Eight-bit junkyard

Rediscovering video games of the past
“Fester’s Quest” (Sunsoft, 1989)

Have you ever had a tortured relationship with a video game? If you’ve ever played a video game, then your answer is “yes.” If you’ve ever played “Fester’s Quest,” Sunsoft’s (extremely) loose adaptation of “The Addams Family,” then your answer is a teeth-grinding, fist-clenching, rage-spiraling “yes.”

Time is a tricky thing (not to be confused with a tricky Thing, the disembodied hand who roams the spooky halls of the Addams manse). For years, I was convinced that “Fester’s Quest” was an attempt to cash in on the 1991 big-screen adaptation of “The Addams Family.” However, the eight-bit adventures of the hairless, pallid, altogether ooky Uncle Fester began development in 1988. Maybe Sunsoft executives felt there was a market among children of the late ’80s for a game based on a 25-year-old show?
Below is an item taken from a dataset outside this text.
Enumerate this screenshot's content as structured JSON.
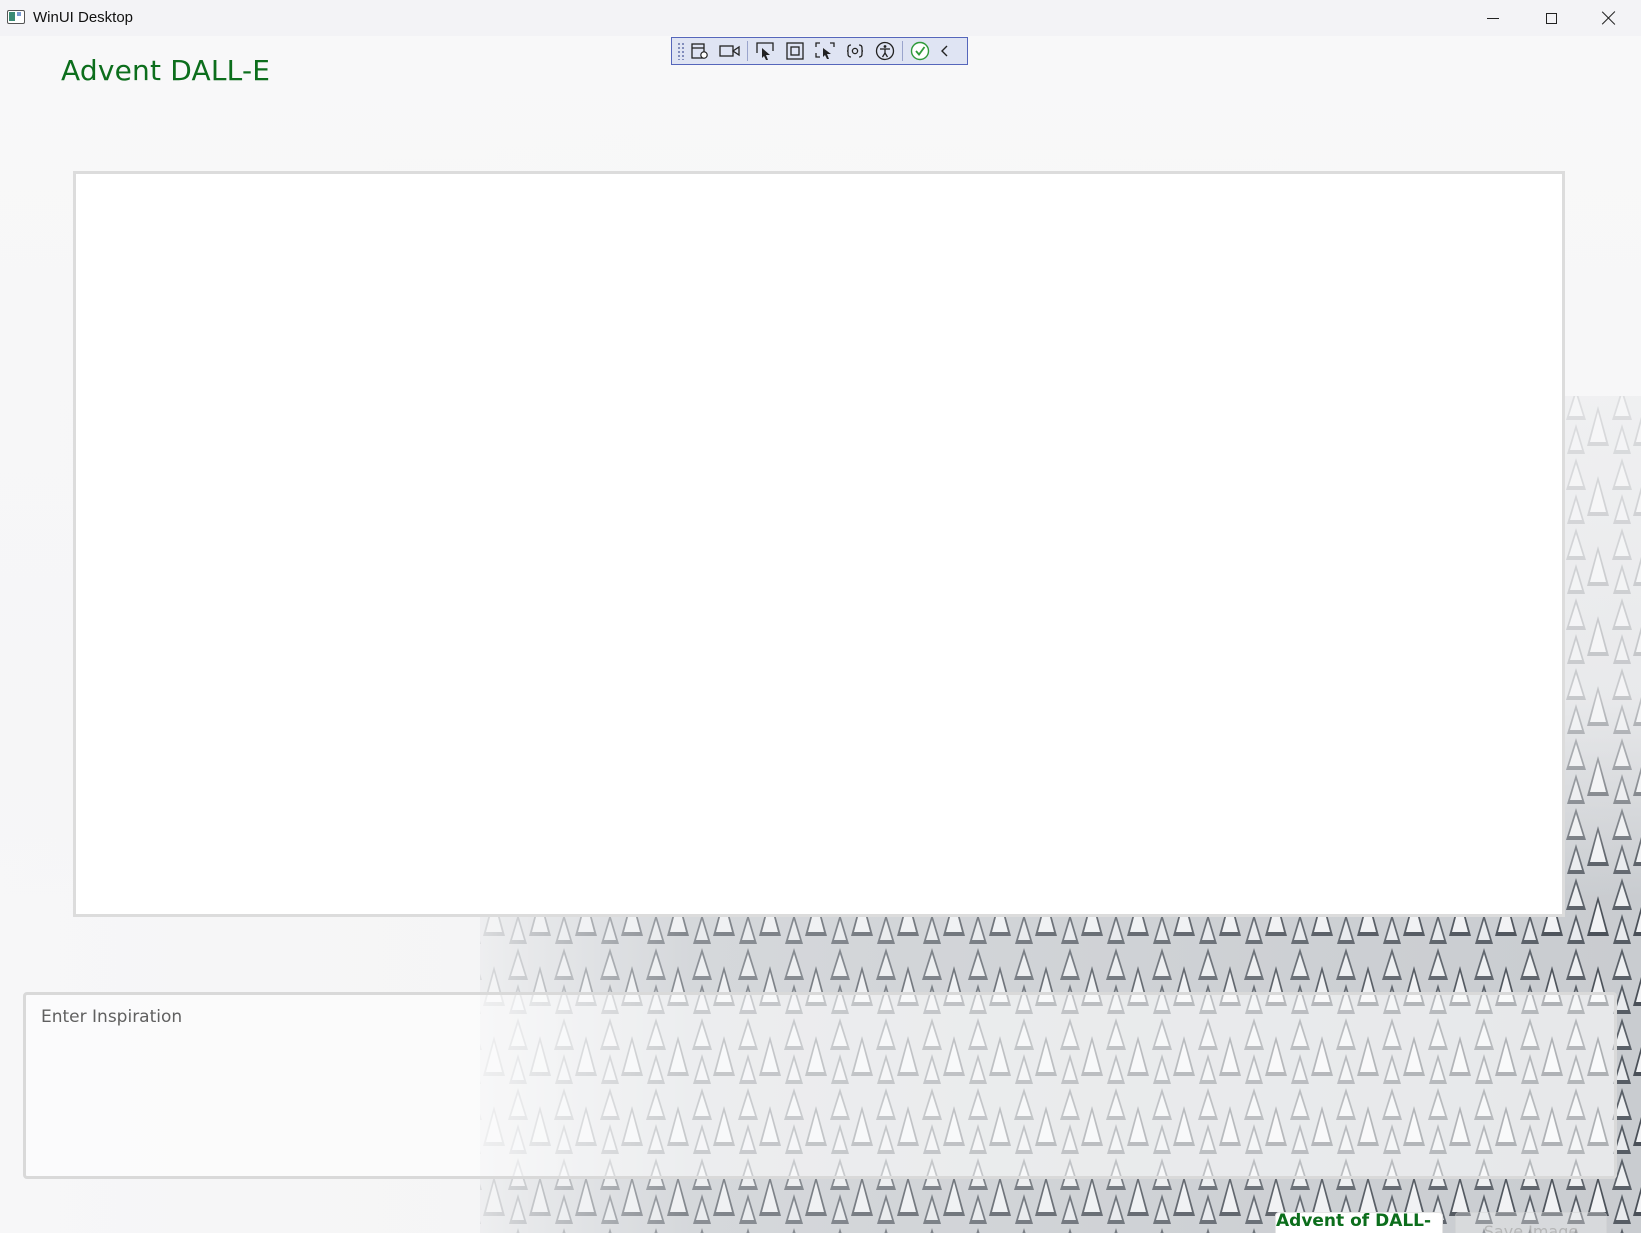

Maybe they were way ahead of the “Addams” revival of the early ’90s? Maybe there was no reason at all. Does this lack of logic hurt your brain? Do you like that hurt? Do you want even less logic? Do you want more pain? Then, my masochistic friend, “Fester’s Quest” is your game.

Experience the seven stages of playing “Fester’s Quest”:

1. Hey, this is by the makers of “Blaster Master.” That game had a weird frog. This game has weird frogs. Cool.

2. The score is pretty catchy. Composer Naoki Kodaka worked on the “Spy Hunter” and “Batman” games, so that’s no surprise. Plus, it features the show’s iconic theme. But I won’t have to hear it too much because it only plays when I die.

3. I sure die a lot. I can only get hit twice before I die. I get hit a lot. Mostly by frogs. And floating meatballs that exhaled mosquitos.

4. All I do is walk around and shoot things. But the calibration of my gun-whip shoots around all the enemies or directly into walls. I can buy hot dogs for health, but only if a dead frog leaves me money. I died again. All I do is die. I wish I would stop dying.

5. I can’t get to the boss of each section (to call them stages unfairly suggests a sense of linear progression) until I navigate through a maze of empty walls and a faulty strobe light. There’s no way out of the maze. I can’t die. Nothing in the maze can kill me. I wish for death.

6. I rip out the game and vow never to play it again. This is the worst game I’ve ever played. It makes “Battletoads” seem like “Pac-Man.” It’s difficultly stupid.

7. Time has passed. Was it really that bad? Could it have been? The graphics aren’t horrible. I guess. Wasn’t the music OK? Let’s try it again. Oh. There’s frogs. My power-ups are light bulbs and a noose. Am I in a maze? Oh, God. Let me die.

Hidden Gem or Total Junk:

Total Junk